Last Thursday ...
I'm in the waiting room of a urologist office. The other seven people in the
waiting room are old. Actually most appear to be within five years of my age.
Because of my MS, I walk with a limp, so I probably look as old as they do,
especially the two with walkers.
I really would like to own my age. I'd like to be proud of it, brag about it,
show the world that age is just a number. My ego won't let me. At least not
Is this bad? Is it unusual?
They say 50 is the new 30. Or 60 is the new 40. My favorite numeric analogy,
however, comes from Joann Jenkins, CEO of AARP. She says 50 if the new 50. In

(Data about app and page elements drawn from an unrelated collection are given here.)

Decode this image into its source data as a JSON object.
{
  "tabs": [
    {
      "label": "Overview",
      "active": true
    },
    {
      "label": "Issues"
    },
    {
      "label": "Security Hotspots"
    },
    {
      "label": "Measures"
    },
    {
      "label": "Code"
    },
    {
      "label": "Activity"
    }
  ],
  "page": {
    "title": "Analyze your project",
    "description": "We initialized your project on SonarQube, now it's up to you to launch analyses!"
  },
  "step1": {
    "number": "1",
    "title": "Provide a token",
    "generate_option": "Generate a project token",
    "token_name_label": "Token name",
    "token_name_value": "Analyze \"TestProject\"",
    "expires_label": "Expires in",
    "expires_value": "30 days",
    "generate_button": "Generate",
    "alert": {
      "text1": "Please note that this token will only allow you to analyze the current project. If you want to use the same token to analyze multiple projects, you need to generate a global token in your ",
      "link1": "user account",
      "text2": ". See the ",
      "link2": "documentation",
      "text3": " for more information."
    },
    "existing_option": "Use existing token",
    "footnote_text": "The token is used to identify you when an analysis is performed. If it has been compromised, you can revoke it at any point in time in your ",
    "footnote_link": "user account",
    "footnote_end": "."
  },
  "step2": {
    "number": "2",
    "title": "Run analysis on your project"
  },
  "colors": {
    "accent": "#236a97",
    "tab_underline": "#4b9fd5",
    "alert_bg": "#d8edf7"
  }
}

other words, according to her book Disrupt Aging, we need to redefine what it
means to be 50. Or any other age we refer to as 'old'.
Scroll back a few dozen posts and you'll see I talked about her book once.
Maybe I need to reread it. Except for my MS, I'm as healthy and mentally sharp
as I was at 40. And ten times more experienced and confident.
Time for me ... and maybe you ... to disrupt aging and change the definition of
what it means to be old. Aging isn't for the feint of heart. And our 60 isn't
your daddy's 60.